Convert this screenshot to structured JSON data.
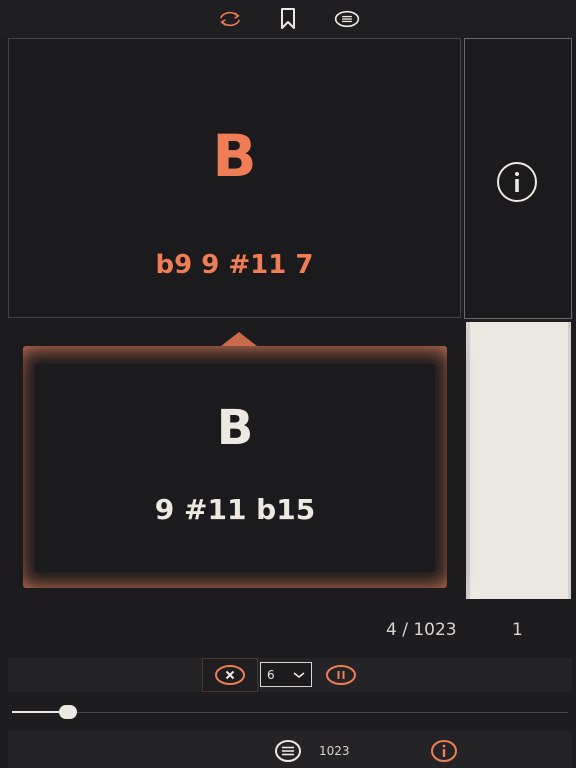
{
  "toolbar": {
    "icons": [
      "refresh-icon",
      "bookmark-icon",
      "menu-icon"
    ]
  },
  "current_chord": {
    "root": "B",
    "extensions": "b9 9 #11 7"
  },
  "next_chord": {
    "root": "B",
    "extensions": "9 #11 b15"
  },
  "counter": {
    "position": "4 / 1023",
    "value": "1"
  },
  "controls": {
    "select_value": "6",
    "slider_fraction": 0.1
  },
  "bottom": {
    "count": "1023"
  },
  "colors": {
    "accent": "#ef7d56",
    "background": "#1d1c1e",
    "light": "#ece8e2"
  }
}
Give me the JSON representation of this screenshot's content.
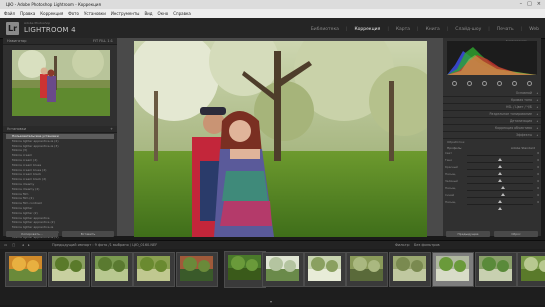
{
  "window": {
    "title": "ЦЮ - Adobe Photoshop Lightroom - Коррекция",
    "controls": [
      "–",
      "□",
      "×"
    ]
  },
  "menu": [
    "Файл",
    "Правка",
    "Коррекция",
    "Фото",
    "Установки",
    "Инструменты",
    "Вид",
    "Окно",
    "Справка"
  ],
  "header": {
    "logo": "Lr",
    "brand_sub": "Adobe Photoshop",
    "brand": "LIGHTROOM 4",
    "modules": [
      "Библиотека",
      "Коррекция",
      "Карта",
      "Книга",
      "Слайд-шоу",
      "Печать",
      "Web"
    ],
    "active_module": "Коррекция"
  },
  "left_panel": {
    "navigator_title": "Навигатор",
    "navigator_zoom": "FIT  FILL  1:1",
    "presets_title": "Установки",
    "presets": [
      "Пользовательские установки",
      "Molnia lighter apprentice-la (2)",
      "Molnia lighter apprentice-la (3)",
      "Molnia (3)",
      "Molnia cream",
      "Molnia cream (2)",
      "Molnia cream blues",
      "Molnia cream blues (2)",
      "Molnia cream black",
      "Molnia cream black (2)",
      "Molnia dreamy",
      "Molnia dreamy (2)",
      "Molnia film",
      "Molnia film (2)",
      "Molnia film contrast",
      "Molnia lighter",
      "Molnia lighter (2)",
      "Molnia lighter apprentice",
      "Molnia lighter apprentice (2)",
      "Molnia lighter apprentice-la",
      "Molnia lighter apprentice-la (4)",
      "Molnia lighter apprentice-la (5)"
    ],
    "selected_preset_index": 0,
    "copy_button": "Копировать...",
    "paste_button": "Вставить"
  },
  "right_panel": {
    "histogram_label": "Гистограмма",
    "sections": [
      "Основной",
      "Кривая тона",
      "HSL / Цвет / Ч/Б",
      "Раздельное тонирование",
      "Детализация",
      "Коррекция объектива",
      "Эффекты"
    ],
    "subhead": "Обработка:",
    "profile_label": "Профиль:",
    "profile_value": "Adobe Standard",
    "sliders": [
      {
        "label": "Свет",
        "value": "0",
        "level": 0.5
      },
      {
        "label": "Тени",
        "value": "0",
        "level": 0.5
      },
      {
        "label": "Красный",
        "value": "0",
        "level": 0.5
      },
      {
        "label": "Насыщ.",
        "value": "0",
        "level": 0.5
      },
      {
        "label": "Зелёный",
        "value": "0",
        "level": 0.55
      },
      {
        "label": "Насыщ.",
        "value": "0",
        "level": 0.55
      },
      {
        "label": "Синий",
        "value": "0",
        "level": 0.5
      },
      {
        "label": "Насыщ.",
        "value": "0",
        "level": 0.5
      }
    ],
    "prev_button": "Предыдущие",
    "reset_button": "Сброс"
  },
  "toolbar": {
    "source": "Предыдущий импорт : 9 фото /1 выбрано / ЦЮ_0160.NEF",
    "filter_label": "Фильтр:",
    "filter_value": "Без фильтров"
  },
  "filmstrip": {
    "selected_index": 10
  }
}
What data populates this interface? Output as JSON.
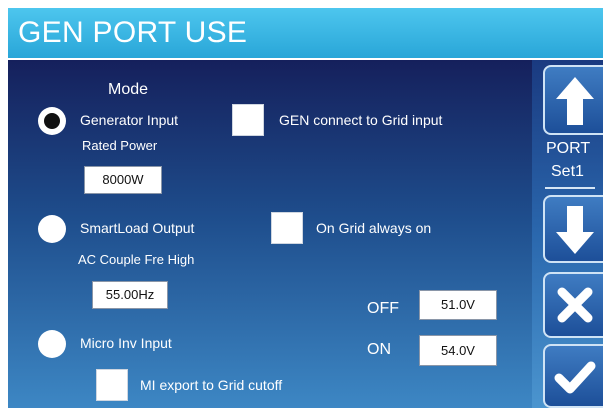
{
  "header": {
    "title": "GEN PORT USE"
  },
  "mode": {
    "label": "Mode",
    "generator_input": {
      "label": "Generator Input",
      "selected": true
    },
    "gen_connect_grid": {
      "label": "GEN connect to Grid input",
      "checked": false
    },
    "rated_power": {
      "label": "Rated Power",
      "value": "8000W"
    },
    "smartload_output": {
      "label": "SmartLoad Output",
      "selected": false
    },
    "on_grid_always_on": {
      "label": "On Grid always on",
      "checked": false
    },
    "ac_couple_fre_high": {
      "label": "AC Couple Fre High",
      "value": "55.00Hz"
    },
    "off_voltage": {
      "label": "OFF",
      "value": "51.0V"
    },
    "on_voltage": {
      "label": "ON",
      "value": "54.0V"
    },
    "micro_inv_input": {
      "label": "Micro Inv Input",
      "selected": false
    },
    "mi_export_cutoff": {
      "label": "MI export to Grid cutoff",
      "checked": false
    }
  },
  "side": {
    "port_label": "PORT",
    "set_label": "Set1",
    "icons": [
      "arrow-up-icon",
      "arrow-down-icon",
      "close-icon",
      "checkmark-icon"
    ]
  },
  "colors": {
    "header": "#29a6d8",
    "panel_top": "#15205c",
    "panel_bottom": "#3d87c4"
  }
}
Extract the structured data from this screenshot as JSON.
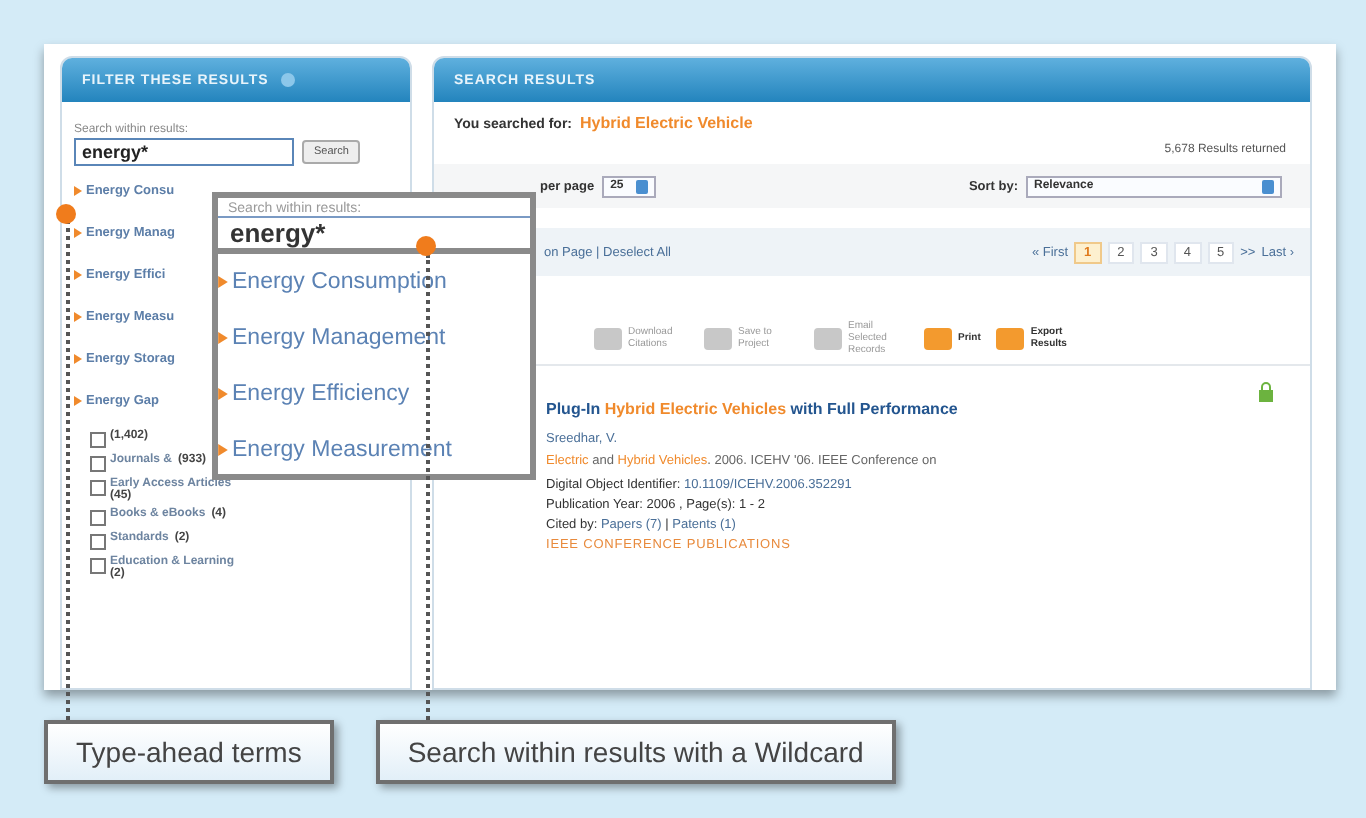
{
  "filter_panel": {
    "title": "FILTER THESE RESULTS",
    "search_label": "Search within results:",
    "search_value": "energy*",
    "search_button": "Search",
    "terms": [
      "Energy Consu",
      "Energy Manag",
      "Energy Effici",
      "Energy Measu",
      "Energy Storag",
      "Energy Gap"
    ],
    "content_types": [
      {
        "count": "(1,402)",
        "checked": false
      },
      {
        "label": "Journals &",
        "count": "(933)",
        "checked": false
      },
      {
        "label": "Early Access Articles",
        "count": "(45)",
        "checked": false
      },
      {
        "label": "Books & eBooks",
        "count": "(4)",
        "checked": false
      },
      {
        "label": "Standards",
        "count": "(2)",
        "checked": false
      },
      {
        "label": "Education & Learning",
        "count": "(2)",
        "checked": false
      }
    ]
  },
  "results_panel": {
    "title": "SEARCH RESULTS",
    "searched_label": "You searched for:",
    "searched_term": "Hybrid Electric Vehicle",
    "results_count": "5,678 Results returned",
    "per_page_label": "per page",
    "per_page_value": "25",
    "sort_label": "Sort by:",
    "sort_value": "Relevance",
    "selection_text": "on Page | Deselect All",
    "pagination": {
      "first": "« First",
      "pages": [
        {
          "label": "1",
          "selected": true
        },
        {
          "label": "2",
          "selected": false
        },
        {
          "label": "3",
          "selected": false
        },
        {
          "label": "4",
          "selected": false
        },
        {
          "label": "5",
          "selected": false
        }
      ],
      "next": ">>",
      "last": "Last ›"
    },
    "tools": [
      {
        "label": "Download Citations",
        "disabled": true
      },
      {
        "label": "Save to Project",
        "disabled": true
      },
      {
        "label": "Email Selected Records",
        "disabled": true
      },
      {
        "label": "Print",
        "disabled": false
      },
      {
        "label": "Export Results",
        "disabled": false
      }
    ],
    "result": {
      "title": "Plug-In **Hybrid Electric Vehicles** with Full Performance",
      "author": "Sreedhar, V.",
      "source": "**Electric** and **Hybrid Vehicles**. 2006. ICEHV '06. IEEE Conference on",
      "doi_label": "Digital Object Identifier:",
      "doi": "10.1109/ICEHV.2006.352291",
      "pub_info": "Publication Year: 2006 , Page(s): 1 - 2",
      "cited_label": "Cited by:",
      "cited_papers": "Papers (7)",
      "cited_separator": "|",
      "cited_patents": "Patents (1)",
      "publisher": "IEEE CONFERENCE PUBLICATIONS"
    }
  },
  "popup": {
    "search_label": "Search within results:",
    "search_value": "energy*",
    "suggestions": [
      "Energy Consumption",
      "Energy Management",
      "Energy Efficiency",
      "Energy Measurement"
    ]
  },
  "callouts": [
    "Type-ahead terms",
    "Search within results with a Wildcard"
  ]
}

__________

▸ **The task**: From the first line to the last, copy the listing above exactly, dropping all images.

▸ **Answer for this exercise**:
Convert this screenshot to structured JSON data.
{
  "toolbar": {
    "icons": [
      "refresh-icon",
      "bookmark-icon",
      "menu-icon"
    ]
  },
  "current_chord": {
    "root": "B",
    "extensions": "b9 9 #11 7"
  },
  "next_chord": {
    "root": "B",
    "extensions": "9 #11 b15"
  },
  "counter": {
    "position": "4 / 1023",
    "value": "1"
  },
  "controls": {
    "select_value": "6",
    "slider_fraction": 0.1
  },
  "bottom": {
    "count": "1023"
  },
  "colors": {
    "accent": "#ef7d56",
    "background": "#1d1c1e",
    "light": "#ece8e2"
  }
}
Give me the JSON representation of this screenshot's content.
{
  "window": {
    "title": "ЦЮ - Adobe Photoshop Lightroom - Коррекция",
    "controls": [
      "–",
      "□",
      "×"
    ]
  },
  "menu": [
    "Файл",
    "Правка",
    "Коррекция",
    "Фото",
    "Установки",
    "Инструменты",
    "Вид",
    "Окно",
    "Справка"
  ],
  "header": {
    "logo": "Lr",
    "brand_sub": "Adobe Photoshop",
    "brand": "LIGHTROOM 4",
    "modules": [
      "Библиотека",
      "Коррекция",
      "Карта",
      "Книга",
      "Слайд-шоу",
      "Печать",
      "Web"
    ],
    "active_module": "Коррекция"
  },
  "left_panel": {
    "navigator_title": "Навигатор",
    "navigator_zoom": "FIT  FILL  1:1",
    "presets_title": "Установки",
    "presets": [
      "Пользовательские установки",
      "Molnia lighter apprentice-la (2)",
      "Molnia lighter apprentice-la (3)",
      "Molnia (3)",
      "Molnia cream",
      "Molnia cream (2)",
      "Molnia cream blues",
      "Molnia cream blues (2)",
      "Molnia cream black",
      "Molnia cream black (2)",
      "Molnia dreamy",
      "Molnia dreamy (2)",
      "Molnia film",
      "Molnia film (2)",
      "Molnia film contrast",
      "Molnia lighter",
      "Molnia lighter (2)",
      "Molnia lighter apprentice",
      "Molnia lighter apprentice (2)",
      "Molnia lighter apprentice-la",
      "Molnia lighter apprentice-la (4)",
      "Molnia lighter apprentice-la (5)"
    ],
    "selected_preset_index": 0,
    "copy_button": "Копировать...",
    "paste_button": "Вставить"
  },
  "right_panel": {
    "histogram_label": "Гистограмма",
    "sections": [
      "Основной",
      "Кривая тона",
      "HSL / Цвет / Ч/Б",
      "Раздельное тонирование",
      "Детализация",
      "Коррекция объектива",
      "Эффекты"
    ],
    "subhead": "Обработка:",
    "profile_label": "Профиль:",
    "profile_value": "Adobe Standard",
    "sliders": [
      {
        "label": "Свет",
        "value": "0",
        "level": 0.5
      },
      {
        "label": "Тени",
        "value": "0",
        "level": 0.5
      },
      {
        "label": "Красный",
        "value": "0",
        "level": 0.5
      },
      {
        "label": "Насыщ.",
        "value": "0",
        "level": 0.5
      },
      {
        "label": "Зелёный",
        "value": "0",
        "level": 0.55
      },
      {
        "label": "Насыщ.",
        "value": "0",
        "level": 0.55
      },
      {
        "label": "Синий",
        "value": "0",
        "level": 0.5
      },
      {
        "label": "Насыщ.",
        "value": "0",
        "level": 0.5
      }
    ],
    "prev_button": "Предыдущие",
    "reset_button": "Сброс"
  },
  "toolbar": {
    "source": "Предыдущий импорт : 9 фото /1 выбрано / ЦЮ_0160.NEF",
    "filter_label": "Фильтр:",
    "filter_value": "Без фильтров"
  },
  "filmstrip": {
    "selected_index": 10
  }
}
What data populates this interface? Output as JSON.
{
  "header": {
    "title": "GEN PORT USE"
  },
  "mode": {
    "label": "Mode",
    "generator_input": {
      "label": "Generator Input",
      "selected": true
    },
    "gen_connect_grid": {
      "label": "GEN connect to Grid input",
      "checked": false
    },
    "rated_power": {
      "label": "Rated Power",
      "value": "8000W"
    },
    "smartload_output": {
      "label": "SmartLoad Output",
      "selected": false
    },
    "on_grid_always_on": {
      "label": "On Grid always on",
      "checked": false
    },
    "ac_couple_fre_high": {
      "label": "AC Couple Fre High",
      "value": "55.00Hz"
    },
    "off_voltage": {
      "label": "OFF",
      "value": "51.0V"
    },
    "on_voltage": {
      "label": "ON",
      "value": "54.0V"
    },
    "micro_inv_input": {
      "label": "Micro Inv Input",
      "selected": false
    },
    "mi_export_cutoff": {
      "label": "MI export to Grid cutoff",
      "checked": false
    }
  },
  "side": {
    "port_label": "PORT",
    "set_label": "Set1",
    "icons": [
      "arrow-up-icon",
      "arrow-down-icon",
      "close-icon",
      "checkmark-icon"
    ]
  },
  "colors": {
    "header": "#29a6d8",
    "panel_top": "#15205c",
    "panel_bottom": "#3d87c4"
  }
}
Extract the structured data from this screenshot as JSON.
{
  "filter_panel": {
    "title": "FILTER THESE RESULTS",
    "search_label": "Search within results:",
    "search_value": "energy*",
    "search_button": "Search",
    "terms": [
      "Energy Consu",
      "Energy Manag",
      "Energy Effici",
      "Energy Measu",
      "Energy Storag",
      "Energy Gap"
    ],
    "content_types": [
      {
        "count": "(1,402)",
        "checked": false
      },
      {
        "label": "Journals &",
        "count": "(933)",
        "checked": false
      },
      {
        "label": "Early Access Articles",
        "count": "(45)",
        "checked": false
      },
      {
        "label": "Books & eBooks",
        "count": "(4)",
        "checked": false
      },
      {
        "label": "Standards",
        "count": "(2)",
        "checked": false
      },
      {
        "label": "Education & Learning",
        "count": "(2)",
        "checked": false
      }
    ]
  },
  "results_panel": {
    "title": "SEARCH RESULTS",
    "searched_label": "You searched for:",
    "searched_term": "Hybrid Electric Vehicle",
    "results_count": "5,678 Results returned",
    "per_page_label": "per page",
    "per_page_value": "25",
    "sort_label": "Sort by:",
    "sort_value": "Relevance",
    "selection_text": "on Page | Deselect All",
    "pagination": {
      "first": "« First",
      "pages": [
        {
          "label": "1",
          "selected": true
        },
        {
          "label": "2",
          "selected": false
        },
        {
          "label": "3",
          "selected": false
        },
        {
          "label": "4",
          "selected": false
        },
        {
          "label": "5",
          "selected": false
        }
      ],
      "next": ">>",
      "last": "Last ›"
    },
    "tools": [
      {
        "label": "Download Citations",
        "disabled": true
      },
      {
        "label": "Save to Project",
        "disabled": true
      },
      {
        "label": "Email Selected Records",
        "disabled": true
      },
      {
        "label": "Print",
        "disabled": false
      },
      {
        "label": "Export Results",
        "disabled": false
      }
    ],
    "result": {
      "title": "Plug-In **Hybrid Electric Vehicles** with Full Performance",
      "author": "Sreedhar, V.",
      "source": "**Electric** and **Hybrid Vehicles**. 2006. ICEHV '06. IEEE Conference on",
      "doi_label": "Digital Object Identifier:",
      "doi": "10.1109/ICEHV.2006.352291",
      "pub_info": "Publication Year: 2006 , Page(s): 1 - 2",
      "cited_label": "Cited by:",
      "cited_papers": "Papers (7)",
      "cited_separator": "|",
      "cited_patents": "Patents (1)",
      "publisher": "IEEE CONFERENCE PUBLICATIONS"
    }
  },
  "popup": {
    "search_label": "Search within results:",
    "search_value": "energy*",
    "suggestions": [
      "Energy Consumption",
      "Energy Management",
      "Energy Efficiency",
      "Energy Measurement"
    ]
  },
  "callouts": [
    "Type-ahead terms",
    "Search within results with a Wildcard"
  ]
}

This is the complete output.